Brian Walker

Brian Walker

As Actors Theatre’s Humana Festival is winding down, another local-centric theater fest is just getting ready for a curtain call. Previously known as the Finnigan Festival of Funky, Fresh Fun, this year’s event incorporates a name change and the debut of the Derby City Playwrights, a collective of Louisville writers dedicated to the development of locally grown plays.

The man behind it all is playwright Brian Walker, who has been producing the theater festival for eight years. Walker says he’s excited for this year’s showcase, calling it a “coming out party” for the Derby City Playwrights, which he started with David Clark.

“The festival is sort of an amuse bouche of what the DCPers are capable of and about artistically,” he explains. “I also think this is our most mature lineup. Sure, we still like to get funky fresh and fun, but these plays have all undergone rewrites and workshops leading up to the festival, and I think, as a whole, the festival is the strongest night of theater Finnigan has put out there.”

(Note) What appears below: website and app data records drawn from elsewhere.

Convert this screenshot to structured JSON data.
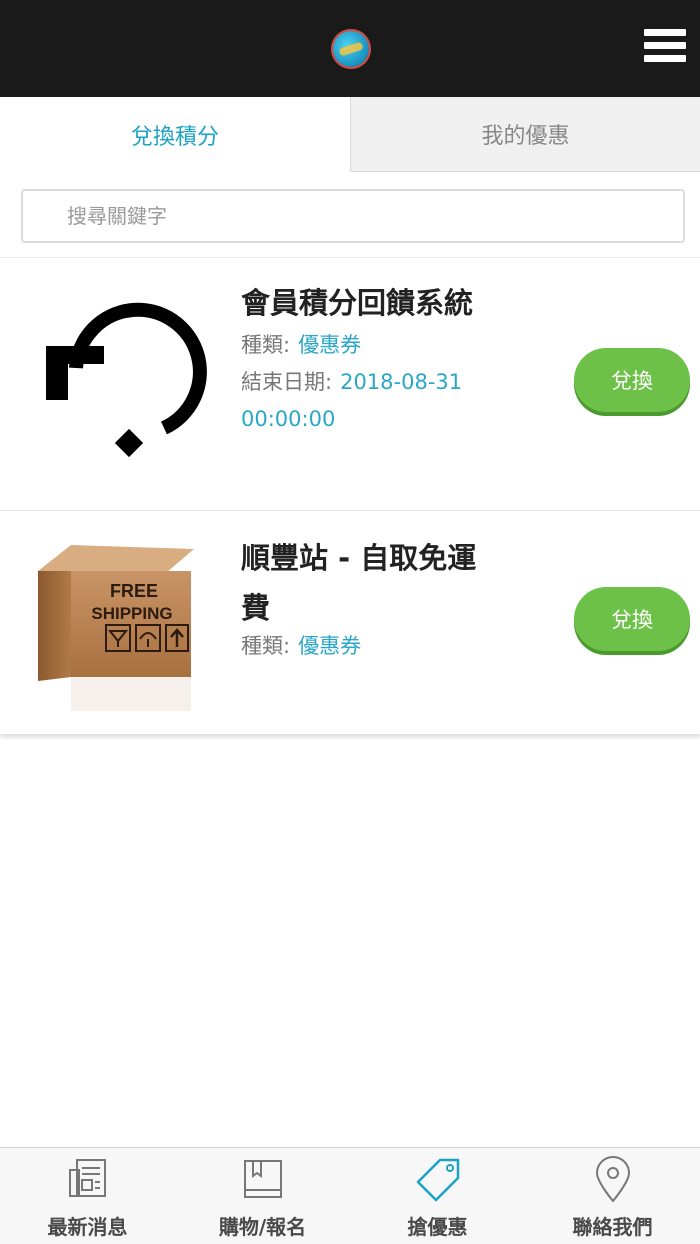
{
  "header": {
    "logo_icon": "site-logo",
    "menu_icon": "hamburger-menu-icon"
  },
  "tabs": [
    {
      "label": "兌換積分",
      "active": true
    },
    {
      "label": "我的優惠",
      "active": false
    }
  ],
  "search": {
    "placeholder": "搜尋關鍵字"
  },
  "items": [
    {
      "title": "會員積分回饋系統",
      "type_label": "種類:",
      "type_value": "優惠券",
      "end_label": "結束日期:",
      "end_value": "2018-08-31",
      "end_time": "00:00:00",
      "button_label": "兌換",
      "image_icon": "undo-arrow-icon"
    },
    {
      "title": "順豐站 - 自取免運費",
      "type_label": "種類:",
      "type_value": "優惠券",
      "button_label": "兌換",
      "image_text_1": "FREE",
      "image_text_2": "SHIPPING",
      "image_icon": "free-shipping-box-icon"
    }
  ],
  "bottom_nav": [
    {
      "label": "最新消息",
      "icon": "news-icon",
      "active": false
    },
    {
      "label": "購物/報名",
      "icon": "book-icon",
      "active": false
    },
    {
      "label": "搶優惠",
      "icon": "tag-icon",
      "active": true
    },
    {
      "label": "聯絡我們",
      "icon": "location-pin-icon",
      "active": false
    }
  ],
  "colors": {
    "header_bg": "#1a1a1a",
    "accent": "#1aa3c4",
    "button_green": "#6dc149",
    "link_blue": "#2aa7c8"
  }
}
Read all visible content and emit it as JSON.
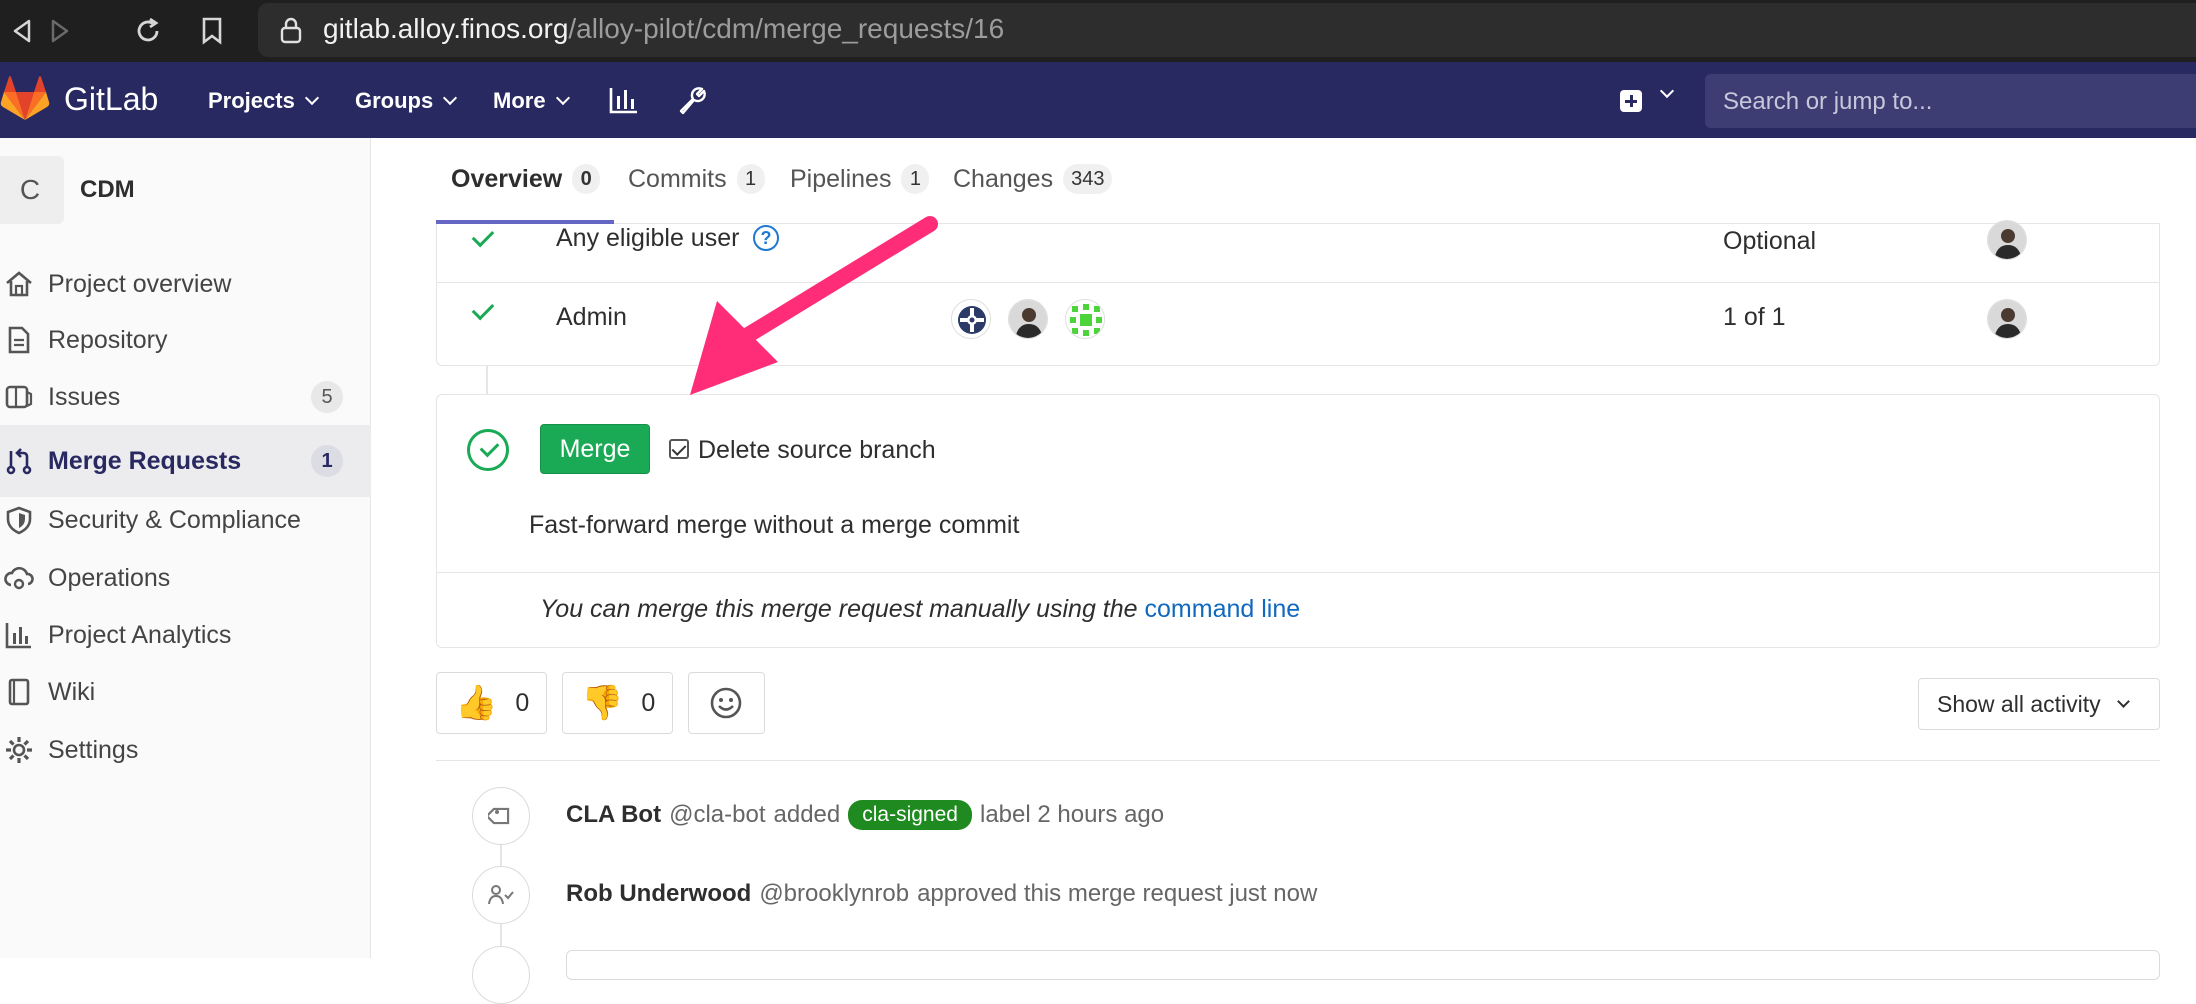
{
  "browser": {
    "url_host": "gitlab.alloy.finos.org",
    "url_path": "/alloy-pilot/cdm/merge_requests/16"
  },
  "header": {
    "brand": "GitLab",
    "menus": [
      "Projects",
      "Groups",
      "More"
    ],
    "search_placeholder": "Search or jump to..."
  },
  "sidebar": {
    "avatar_letter": "C",
    "project_name": "CDM",
    "items": [
      {
        "label": "Project overview",
        "icon": "home-icon"
      },
      {
        "label": "Repository",
        "icon": "document-icon"
      },
      {
        "label": "Issues",
        "icon": "issues-icon",
        "count": "5"
      },
      {
        "label": "Merge Requests",
        "icon": "merge-request-icon",
        "count": "1",
        "active": true
      },
      {
        "label": "Security & Compliance",
        "icon": "shield-icon"
      },
      {
        "label": "Operations",
        "icon": "cloud-gear-icon"
      },
      {
        "label": "Project Analytics",
        "icon": "analytics-icon"
      },
      {
        "label": "Wiki",
        "icon": "book-icon"
      },
      {
        "label": "Settings",
        "icon": "gear-icon"
      }
    ]
  },
  "tabs": [
    {
      "label": "Overview",
      "count": "0",
      "active": true
    },
    {
      "label": "Commits",
      "count": "1"
    },
    {
      "label": "Pipelines",
      "count": "1"
    },
    {
      "label": "Changes",
      "count": "343"
    }
  ],
  "approvals": [
    {
      "name": "Any eligible user",
      "status": "Optional"
    },
    {
      "name": "Admin",
      "status": "1 of 1"
    }
  ],
  "merge_widget": {
    "merge_label": "Merge",
    "delete_branch_label": "Delete source branch",
    "delete_branch_checked": true,
    "ff_text": "Fast-forward merge without a merge commit",
    "manual_text": "You can merge this merge request manually using the",
    "manual_link": "command line"
  },
  "awards": {
    "thumbsup": "0",
    "thumbsdown": "0"
  },
  "activity_filter": "Show all activity",
  "timeline": [
    {
      "author": "CLA Bot",
      "handle": "@cla-bot",
      "pre": "added",
      "label": "cla-signed",
      "post": "label 2 hours ago"
    },
    {
      "author": "Rob Underwood",
      "handle": "@brooklynrob",
      "pre": "approved this merge request just now"
    }
  ],
  "colors": {
    "header": "#292961",
    "merge_green": "#1aaa55",
    "link": "#1068bf",
    "arrow": "#ff2d78",
    "label_green": "#1f8a1f"
  }
}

The series of 10-minute plays will include pieces by locals Ben Unwin (“Cruise Control”), Amanda Haan (“Safety”), David Clark (“And in the Silence Penguins Come”), Becky LeCron (“Chipped”), Todd Ziegler (“Gateway”), Eli Keel (“Sausage Fest”), Bryce Woodard (“In the Closet”), Tad Chitwood (“Saint Bob”), Rachel White (“American Goddess”), Brian Walker (“Gamers 4 Life”), Nancy Gall-Clayton (“A Deal”), and Ben Gierhart (“Stops”).

The directors involved range from veterans to rookies and includes the likes of Pandora’s Michael Drury to Bellarmine theater professor Angela Miller.

Finnigan’s Festival of Derby City Playwrights runs April 2-4 and 9-11 at 7:30 p.m. at The Bard’s Town, 1801 Bardstown Road.

Before Walker’s opening-night jitters take hold, he answered some very important questions …

What’s the most surprising thing on your Bucket List?

C'mon, girls. Do you believe in love?

C’mon, girls. Do you believe in love?

Before I die, I want to spend time at the Karisoke Research Facility that Dian Fossey started in Africa. Since I was a kid and saw the movie “Gorillas in the Mist,” I’ve been infatuated with mountain gorillas. They show up in my dreams all the time. One day I’d like to take a big trip and pay them a visit for real.

What poster was on your wall in junior high?

Madonna. Everywhere. The Blond Ambition Tour was everything when I was in seventh grade, and I had like 12 posters of her covering every inch of my walls.

If you were mayor, to whom would you give the key to the city?

I’d give it to my mom. She’s worked for the Louisville Free Public Library for more than 25 years putting books in people’s hands, and if anyone deserves a key to the city, it’s her.

What are your preferred pizza toppings?

I’m a vegetarian, so only veggies for me, please — green peppers, onions, spinach and banana peppers.

If you could be any age for a week, what would it be?

Oh, for sure the summer between senior year and college — 17. I had just accomplished so much and anything was possible. I had accepted who I was, and nothing could tear me down.

What famous person do people say you resemble the most?

What happens in an elevator stays in an elevator.

What happens in an elevator stays in an elevator.

Freshman/sophomore year of high school, everyone called me Doogie Howser because I looked just like Neil Patrick Harris. Now I don’t really get anyone. I don’t know — who do you think?

Who would you most like to be stuck with in an elevator?

Drake. But only if it’s just me and him, and only if there is plenty of booze. You know what they say: What happens in an elevator stays in an elevator. I won’t tell, Drake. I promise.